However, there are new demands for strategy, creativity, and technology to work together, which has to be executed in operations,” according to Falkenberg.
The financial sector is underway – and has the experience to endure
In the first months of this year, innovative apps and new digital solutions have already been launched. Few of them offer proactive and personalised services.
Falkenberg observes, “A majority of the solutions are developed in marketing and innovation garages, and have never made their way from project to operations for a lot of good reasons. From an IT perspective, those solutions have become islands and silos, adding complexity to the overall IT landscape. This makes it difficult to create a smooth customer experience across the engagement platform.” He goes on to add that the solutions have only rarely led to absolutely needed cost savings.
That said, the experience the solution offers can benefit existing financial companies. If they start spending as much energy building new digital services into their core business model and structure as they spend digitising marketing and building complementary solutions for the core business, they will create a strong foundation to meet the needs of existing customers and stand out to potential ones.
“In addition to challenging the existing, there needs to be a focus on creating better and more profitable processes for the core business. The easiest way to do this, in our eyes, is to go through every single customer interaction process. How do you buy car insurance, create children’s savings, or pick an investment profile? We think each process all the way through and spend the resources required to build new, innovative services instead of building on top of relatively inefficient customer processes,” Falkenberg advises.
New competitive arena
New fintech companies have already proved that it’s possible to deliver reliable solutions with a novel and lower cost-base thanks to technology.
“The work that has been done so far doesn’t give the businesses a big boost in turnover or affect costs significantly. There is significant business potential in personalising the entire customer journey,” Falkenberg suggests.
Of course, this requires the digital changes to run deep into the core business.

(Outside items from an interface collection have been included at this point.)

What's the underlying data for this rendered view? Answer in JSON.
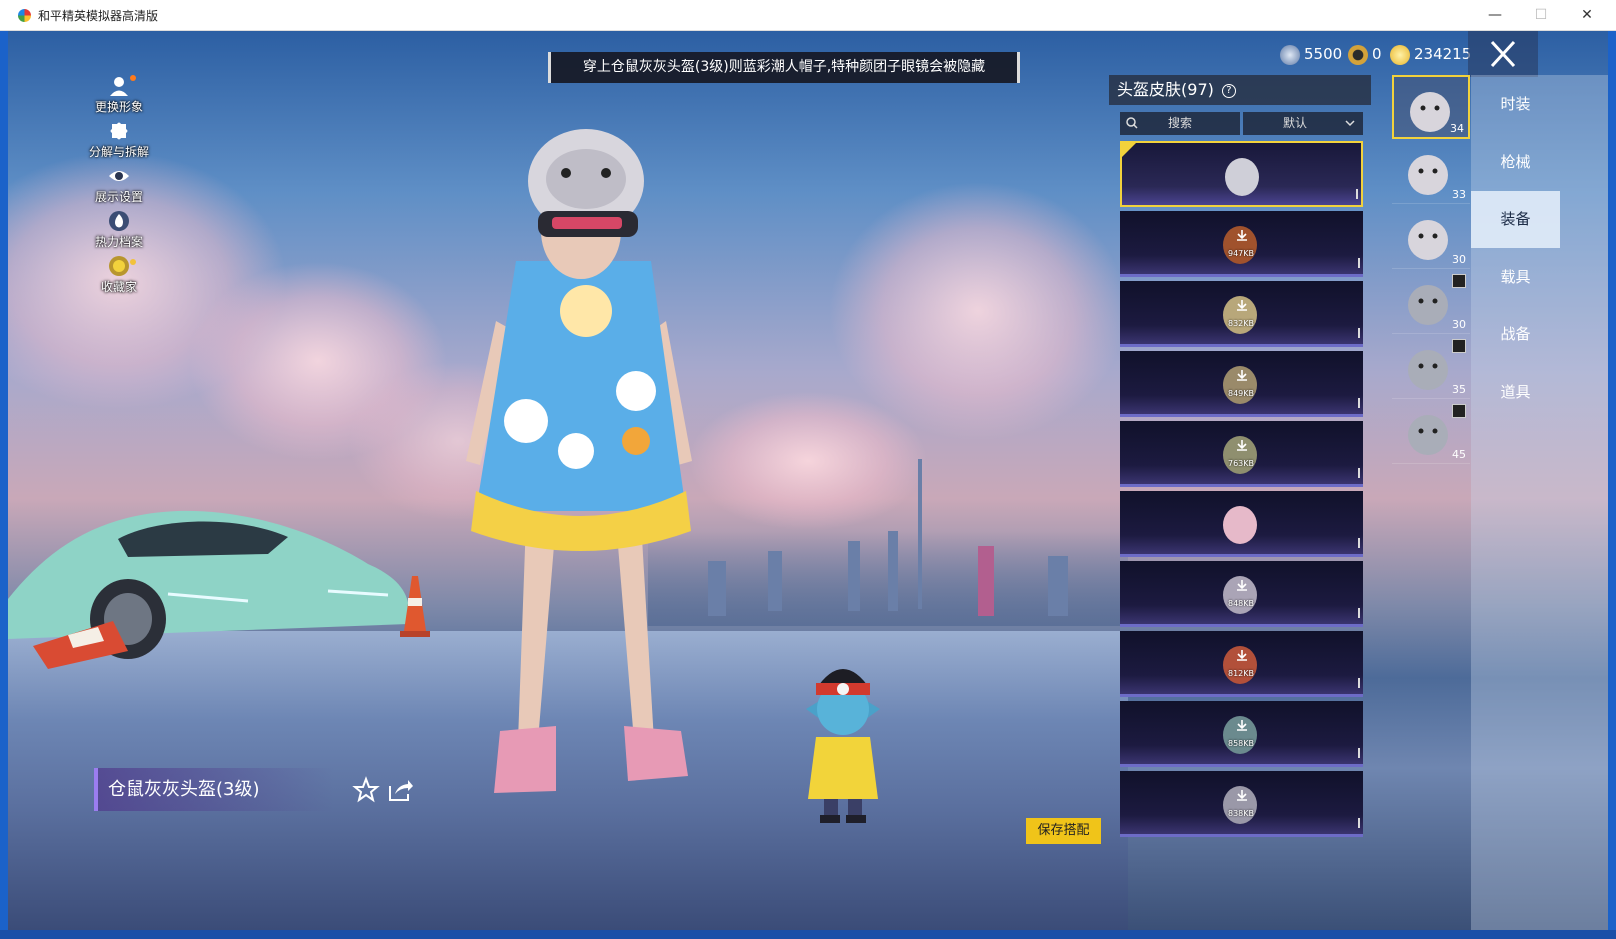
{
  "window": {
    "title": "和平精英模拟器高清版",
    "controls": [
      "—",
      "☐",
      "✕"
    ]
  },
  "side_menu": [
    {
      "label": "更换形象",
      "icon": "person-icon"
    },
    {
      "label": "分解与拆解",
      "icon": "puzzle-icon"
    },
    {
      "label": "展示设置",
      "icon": "eye-icon"
    },
    {
      "label": "热力档案",
      "icon": "flame-icon"
    },
    {
      "label": "收藏家",
      "icon": "medal-icon"
    }
  ],
  "banner": {
    "text": "穿上仓鼠灰灰头盔(3级)则蓝彩潮人帽子,特种颜团子眼镜会被隐藏"
  },
  "currency": [
    {
      "icon": "globe-coin-icon",
      "value": "5500",
      "color": "#8aa2c8"
    },
    {
      "icon": "medal-coin-icon",
      "value": "0",
      "color": "#d3a23a"
    },
    {
      "icon": "gold-coin-icon",
      "value": "234215",
      "color": "#e8c43a"
    }
  ],
  "panel": {
    "title": "头盔皮肤",
    "count": "(97)",
    "search_label": "搜索",
    "sort_label": "默认"
  },
  "skin_list": [
    {
      "size": "",
      "selected": true,
      "color": "#cfcfd8"
    },
    {
      "size": "947KB",
      "selected": false,
      "color": "#a0522d"
    },
    {
      "size": "832KB",
      "selected": false,
      "color": "#b8a77a"
    },
    {
      "size": "849KB",
      "selected": false,
      "color": "#9a8a6a"
    },
    {
      "size": "763KB",
      "selected": false,
      "color": "#8f8f6f"
    },
    {
      "size": "",
      "selected": false,
      "color": "#e6b9c9"
    },
    {
      "size": "848KB",
      "selected": false,
      "color": "#aaa4b6"
    },
    {
      "size": "812KB",
      "selected": false,
      "color": "#b2503a"
    },
    {
      "size": "858KB",
      "selected": false,
      "color": "#6b8a8e"
    },
    {
      "size": "838KB",
      "selected": false,
      "color": "#9a98a8"
    }
  ],
  "thumbnails": [
    {
      "num": "34",
      "selected": true,
      "badge": false
    },
    {
      "num": "33",
      "selected": false,
      "badge": false
    },
    {
      "num": "30",
      "selected": false,
      "badge": false
    },
    {
      "num": "30",
      "selected": false,
      "badge": true
    },
    {
      "num": "35",
      "selected": false,
      "badge": true
    },
    {
      "num": "45",
      "selected": false,
      "badge": true
    }
  ],
  "tabs": [
    {
      "label": "时装",
      "active": false
    },
    {
      "label": "枪械",
      "active": false
    },
    {
      "label": "装备",
      "active": true
    },
    {
      "label": "载具",
      "active": false
    },
    {
      "label": "战备",
      "active": false
    },
    {
      "label": "道具",
      "active": false
    }
  ],
  "selected_item": {
    "name": "仓鼠灰灰头盔(3级)"
  },
  "buttons": {
    "save": "保存搭配"
  },
  "colors": {
    "accent_gold": "#f2d23c",
    "selected_border": "#f2d23c",
    "list_bottom": "#6d6cc7"
  }
}
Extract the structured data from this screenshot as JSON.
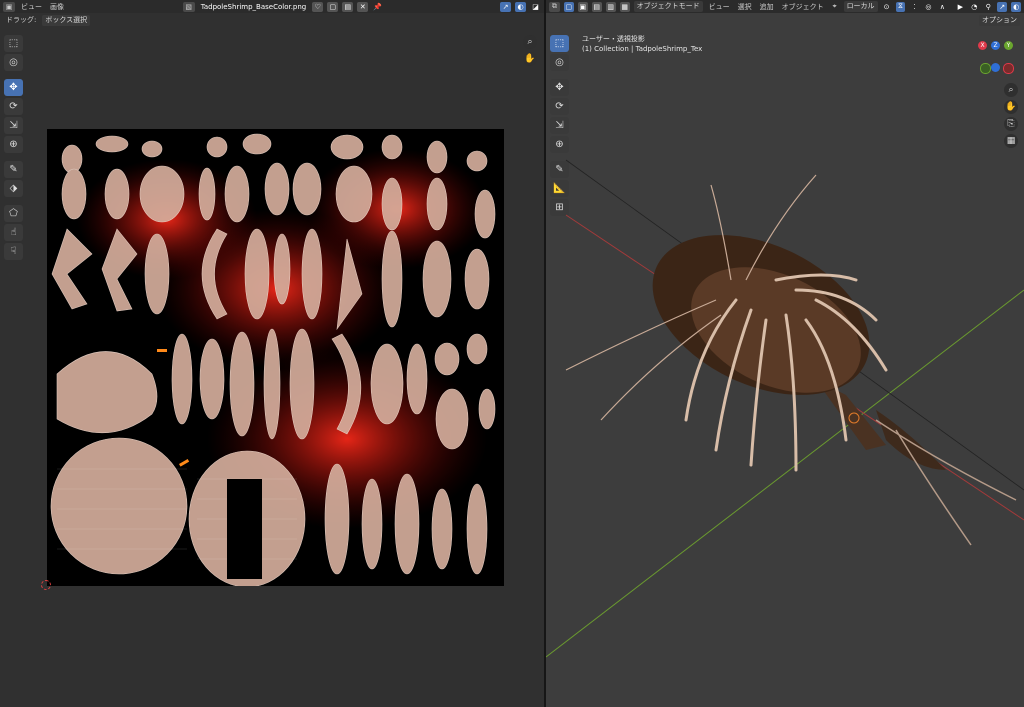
{
  "uv_editor": {
    "editor_icon": "image-editor-icon",
    "menus": [
      "ビュー",
      "画像"
    ],
    "image_name": "TadpoleShrimp_BaseColor.png",
    "drag_label": "ドラッグ:",
    "drag_mode": "ボックス選択",
    "tools": [
      "select-box-icon",
      "cursor-icon",
      "move-icon",
      "rotate-icon",
      "scale-icon",
      "transform-icon",
      "annotate-icon",
      "rip-icon",
      "grab-icon",
      "relax-icon",
      "pinch-icon"
    ]
  },
  "viewport": {
    "mode": "オブジェクトモード",
    "menus": [
      "ビュー",
      "選択",
      "追加",
      "オブジェクト"
    ],
    "transform_orientation": "ローカル",
    "options_label": "オプション",
    "view_name": "ユーザー・透視投影",
    "collection_info": "(1) Collection | TadpoleShrimp_Tex",
    "gizmo_axes": [
      {
        "label": "X",
        "color": "#e0394a"
      },
      {
        "label": "Y",
        "color": "#6aa52e"
      },
      {
        "label": "Z",
        "color": "#2f6fd6"
      }
    ],
    "colors": {
      "accent": "#4772b3",
      "x_axis": "#a33a3a",
      "y_axis": "#6a9a2f"
    }
  }
}
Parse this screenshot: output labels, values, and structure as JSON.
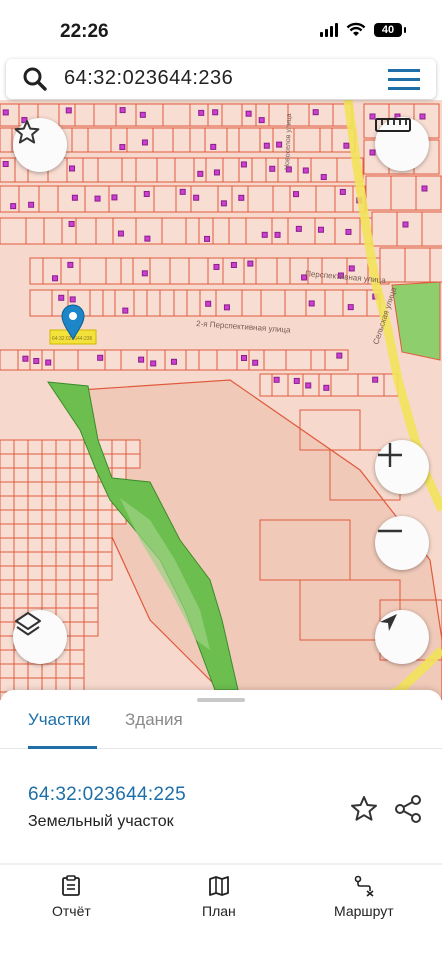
{
  "status_bar": {
    "time": "22:26",
    "battery": "40"
  },
  "search": {
    "value": "64:32:023644:236"
  },
  "map": {
    "street_labels": [
      "Перспективная улица",
      "2-я Перспективная улица",
      "Новоселов улица",
      "Сельская улица"
    ],
    "parcel_highlight_label": "64:32:023644:236"
  },
  "sheet": {
    "tabs": [
      {
        "label": "Участки",
        "active": true
      },
      {
        "label": "Здания",
        "active": false
      }
    ],
    "parcel": {
      "id": "64:32:023644:225",
      "type": "Земельный участок"
    }
  },
  "bottom_nav": [
    {
      "label": "Отчёт",
      "icon": "report-icon"
    },
    {
      "label": "План",
      "icon": "map-plan-icon"
    },
    {
      "label": "Маршрут",
      "icon": "route-icon"
    }
  ],
  "colors": {
    "accent": "#1e6fa8",
    "map_background": "#f6d9cc",
    "parcel_line": "#e05a3e",
    "building": "#cc3fcf",
    "green_area": "#6cbf4f",
    "highlight": "#f4e23c",
    "pin": "#1d86c8"
  }
}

While there is no silver bullet, strong and validated methods and platforms are available.
“In many cases, it will also be beneficial for financial institutions to use third-party platforms to reduce their costs and offer better customer experiences – before, during, and after they become customers… while getting rid of many IT-related issues,” says Falkenberg.
As the financial world continues to open through the European Union’s revised payment service directive (PSD2), the need for financial institutions to deliver personalised and proactive services is becoming increasingly urgent. That is because the PSD2 allows customers to do even more shopping around for financial providers, not to mention non-financial providers after their financial needs have been met.
Once established companies manage to personalise their customer journey cost-effectively, PSD2 opens up excellent business potential.
“With the many digital initiatives that have already been created, we can see that financial institutions have begun to regroup and use the experience to address the root of the problem; namely, optimising the entire customer journey in the core business by using new technology – instead of having new technology running next to the core business. It’s those initiatives that can change the business significantly, and that is what is needed to challenge new players,” Falkenberg concludes.